:: Excerpted data ::
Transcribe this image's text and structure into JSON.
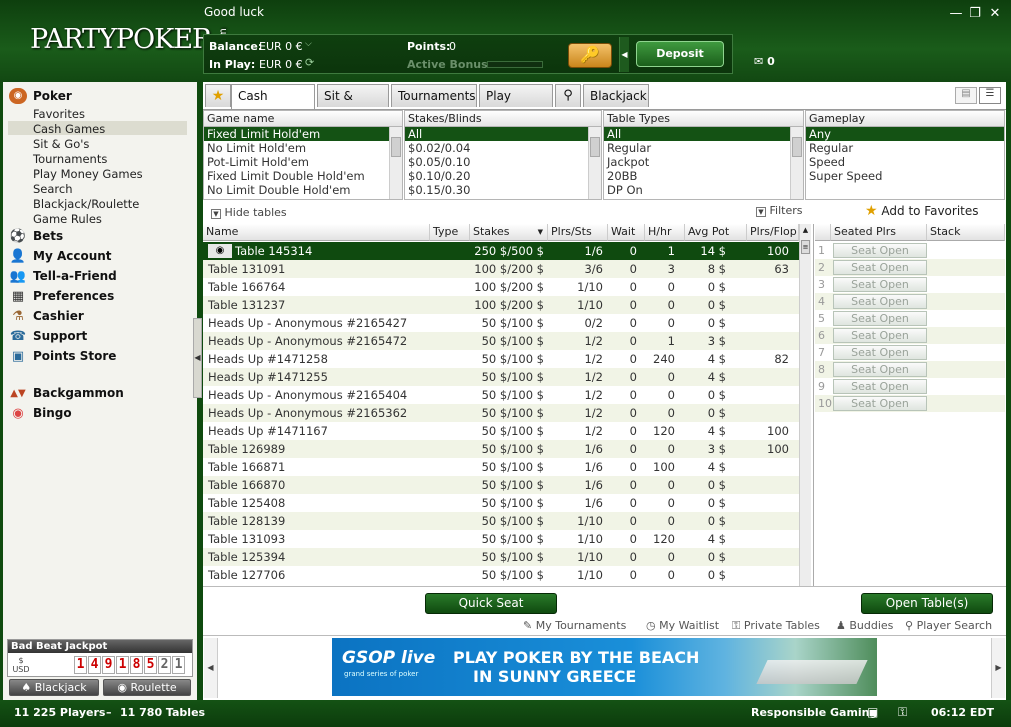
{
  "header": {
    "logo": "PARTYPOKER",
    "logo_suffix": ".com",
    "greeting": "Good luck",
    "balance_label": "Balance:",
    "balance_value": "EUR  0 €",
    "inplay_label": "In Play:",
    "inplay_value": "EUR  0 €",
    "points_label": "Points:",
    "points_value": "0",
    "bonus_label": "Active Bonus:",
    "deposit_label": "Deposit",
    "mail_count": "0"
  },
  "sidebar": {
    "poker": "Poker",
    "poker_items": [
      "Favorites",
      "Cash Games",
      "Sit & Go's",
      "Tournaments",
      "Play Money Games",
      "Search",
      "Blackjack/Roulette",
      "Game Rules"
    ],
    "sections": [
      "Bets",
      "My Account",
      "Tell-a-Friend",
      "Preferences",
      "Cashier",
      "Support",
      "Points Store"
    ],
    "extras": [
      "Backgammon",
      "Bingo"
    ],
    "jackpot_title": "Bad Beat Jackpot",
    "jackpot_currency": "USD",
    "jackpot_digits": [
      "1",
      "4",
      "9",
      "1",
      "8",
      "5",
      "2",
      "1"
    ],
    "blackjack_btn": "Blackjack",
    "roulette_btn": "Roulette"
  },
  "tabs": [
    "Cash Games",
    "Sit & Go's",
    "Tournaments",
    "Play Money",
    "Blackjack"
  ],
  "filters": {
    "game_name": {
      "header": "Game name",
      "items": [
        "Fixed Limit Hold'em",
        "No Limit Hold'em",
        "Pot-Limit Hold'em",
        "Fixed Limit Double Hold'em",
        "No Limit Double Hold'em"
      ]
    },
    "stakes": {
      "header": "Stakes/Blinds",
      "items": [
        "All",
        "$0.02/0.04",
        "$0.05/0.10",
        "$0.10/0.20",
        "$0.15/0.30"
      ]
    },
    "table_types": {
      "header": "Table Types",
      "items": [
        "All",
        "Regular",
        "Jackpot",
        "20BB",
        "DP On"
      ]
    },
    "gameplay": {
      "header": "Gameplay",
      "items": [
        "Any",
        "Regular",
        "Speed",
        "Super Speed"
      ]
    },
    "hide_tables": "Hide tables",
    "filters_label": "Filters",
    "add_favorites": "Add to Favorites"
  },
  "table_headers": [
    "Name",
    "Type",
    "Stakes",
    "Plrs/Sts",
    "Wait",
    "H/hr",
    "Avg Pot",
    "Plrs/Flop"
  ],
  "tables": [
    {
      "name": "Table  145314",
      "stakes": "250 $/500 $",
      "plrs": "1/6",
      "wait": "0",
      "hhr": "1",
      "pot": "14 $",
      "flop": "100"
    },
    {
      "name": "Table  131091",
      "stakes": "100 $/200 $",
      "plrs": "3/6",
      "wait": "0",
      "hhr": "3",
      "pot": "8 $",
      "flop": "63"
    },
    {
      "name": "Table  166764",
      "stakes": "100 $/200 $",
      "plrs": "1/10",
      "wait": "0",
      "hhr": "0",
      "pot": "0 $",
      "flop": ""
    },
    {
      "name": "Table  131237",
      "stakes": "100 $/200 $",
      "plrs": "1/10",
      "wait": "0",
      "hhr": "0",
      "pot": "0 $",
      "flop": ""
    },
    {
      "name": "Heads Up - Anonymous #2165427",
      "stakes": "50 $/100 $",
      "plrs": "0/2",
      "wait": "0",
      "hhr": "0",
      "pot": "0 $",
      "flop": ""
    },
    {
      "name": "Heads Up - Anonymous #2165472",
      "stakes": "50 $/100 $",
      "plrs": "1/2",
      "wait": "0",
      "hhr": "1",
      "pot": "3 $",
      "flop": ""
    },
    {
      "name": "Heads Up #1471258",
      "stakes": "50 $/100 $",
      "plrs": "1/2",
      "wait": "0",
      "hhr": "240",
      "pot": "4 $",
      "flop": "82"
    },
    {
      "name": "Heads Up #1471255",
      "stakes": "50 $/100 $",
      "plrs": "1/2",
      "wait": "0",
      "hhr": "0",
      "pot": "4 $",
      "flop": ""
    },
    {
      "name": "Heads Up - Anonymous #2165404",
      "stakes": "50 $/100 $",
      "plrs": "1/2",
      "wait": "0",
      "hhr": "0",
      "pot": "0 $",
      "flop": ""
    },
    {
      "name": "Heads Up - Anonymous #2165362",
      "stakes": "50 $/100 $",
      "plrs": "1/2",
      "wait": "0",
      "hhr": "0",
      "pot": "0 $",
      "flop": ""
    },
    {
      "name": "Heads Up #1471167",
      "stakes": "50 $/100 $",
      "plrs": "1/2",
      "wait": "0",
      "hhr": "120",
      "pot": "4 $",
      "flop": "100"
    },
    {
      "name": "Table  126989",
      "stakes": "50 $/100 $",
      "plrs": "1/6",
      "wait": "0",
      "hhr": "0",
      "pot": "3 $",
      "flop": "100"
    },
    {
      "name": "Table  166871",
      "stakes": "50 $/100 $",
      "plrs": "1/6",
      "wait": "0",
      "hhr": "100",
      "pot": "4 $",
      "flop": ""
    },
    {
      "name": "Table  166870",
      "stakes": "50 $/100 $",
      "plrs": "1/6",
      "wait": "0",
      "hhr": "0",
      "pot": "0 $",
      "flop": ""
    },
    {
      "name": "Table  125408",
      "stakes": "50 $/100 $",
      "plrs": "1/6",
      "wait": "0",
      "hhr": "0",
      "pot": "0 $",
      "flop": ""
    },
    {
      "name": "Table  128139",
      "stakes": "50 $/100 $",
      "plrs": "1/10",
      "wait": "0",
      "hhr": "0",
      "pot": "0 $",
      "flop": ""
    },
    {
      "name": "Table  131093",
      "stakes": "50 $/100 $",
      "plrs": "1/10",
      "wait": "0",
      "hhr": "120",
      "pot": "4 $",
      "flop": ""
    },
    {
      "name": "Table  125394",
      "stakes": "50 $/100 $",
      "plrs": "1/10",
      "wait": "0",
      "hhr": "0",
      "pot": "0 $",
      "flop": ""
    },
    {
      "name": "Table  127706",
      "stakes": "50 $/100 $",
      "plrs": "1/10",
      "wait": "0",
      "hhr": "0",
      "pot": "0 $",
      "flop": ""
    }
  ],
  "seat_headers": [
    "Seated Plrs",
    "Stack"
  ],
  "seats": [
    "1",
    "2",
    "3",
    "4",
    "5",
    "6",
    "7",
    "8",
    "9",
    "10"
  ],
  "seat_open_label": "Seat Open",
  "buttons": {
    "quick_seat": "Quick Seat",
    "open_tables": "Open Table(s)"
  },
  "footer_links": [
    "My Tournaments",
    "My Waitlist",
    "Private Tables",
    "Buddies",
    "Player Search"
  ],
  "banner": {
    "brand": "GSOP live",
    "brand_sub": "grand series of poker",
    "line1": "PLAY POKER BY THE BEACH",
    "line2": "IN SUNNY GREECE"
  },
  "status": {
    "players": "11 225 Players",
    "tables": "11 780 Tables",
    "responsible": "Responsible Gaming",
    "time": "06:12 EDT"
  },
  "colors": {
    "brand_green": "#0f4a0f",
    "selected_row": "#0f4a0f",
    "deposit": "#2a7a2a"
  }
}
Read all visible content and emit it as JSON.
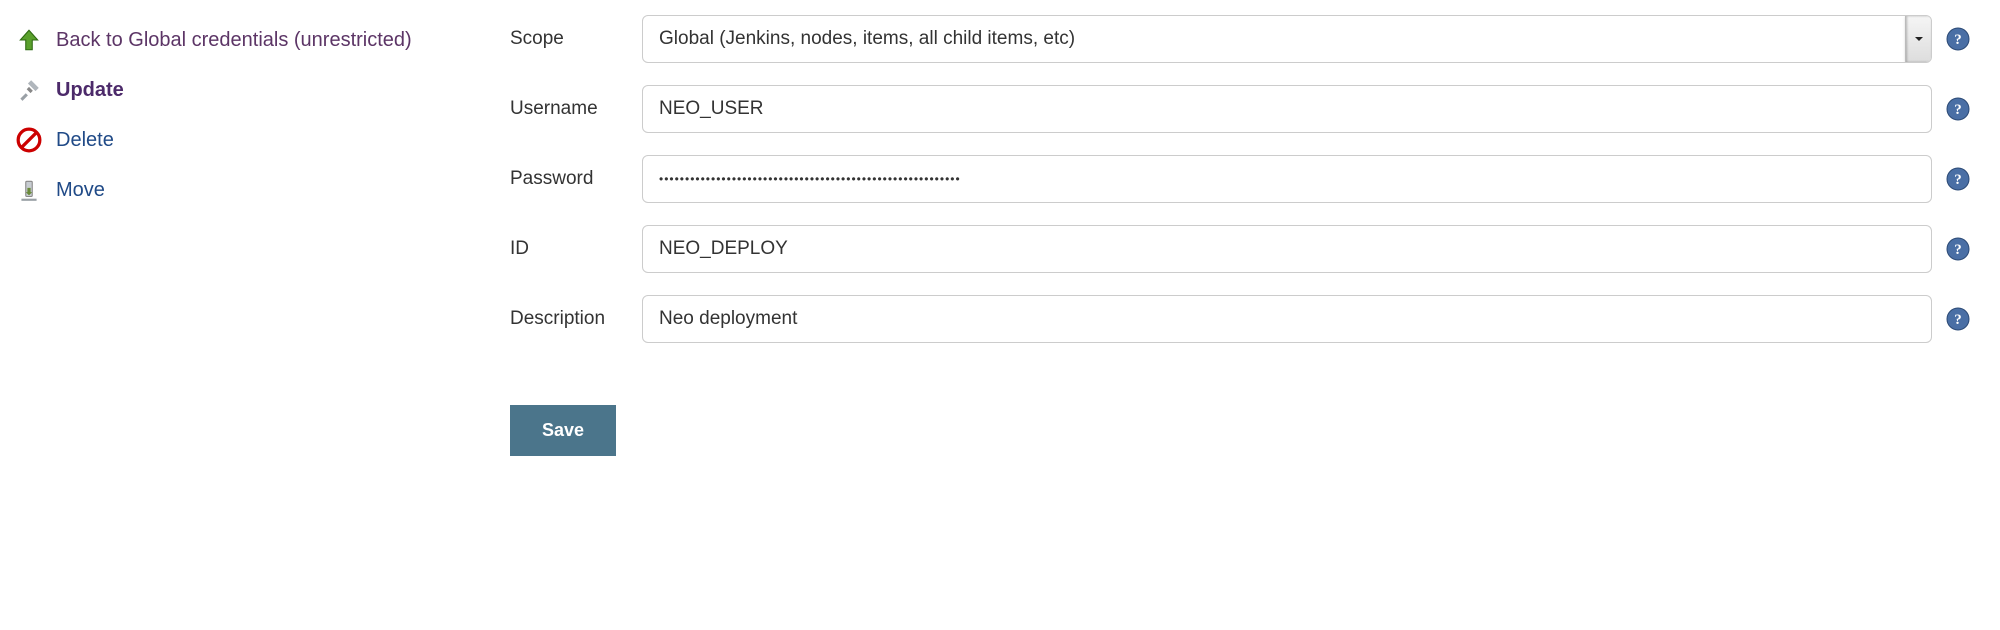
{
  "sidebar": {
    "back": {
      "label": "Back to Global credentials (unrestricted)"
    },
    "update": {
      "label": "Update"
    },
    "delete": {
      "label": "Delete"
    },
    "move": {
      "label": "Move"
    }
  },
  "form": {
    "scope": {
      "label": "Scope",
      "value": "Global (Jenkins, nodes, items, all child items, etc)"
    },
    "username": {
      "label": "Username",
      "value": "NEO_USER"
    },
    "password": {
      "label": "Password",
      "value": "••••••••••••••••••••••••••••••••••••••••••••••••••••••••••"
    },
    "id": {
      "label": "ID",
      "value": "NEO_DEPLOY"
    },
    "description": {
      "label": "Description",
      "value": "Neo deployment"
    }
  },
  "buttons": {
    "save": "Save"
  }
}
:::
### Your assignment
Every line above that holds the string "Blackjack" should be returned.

### Task response
      "Blackjack/Roulette",
    "blackjack_btn": "Blackjack",
    "Blackjack"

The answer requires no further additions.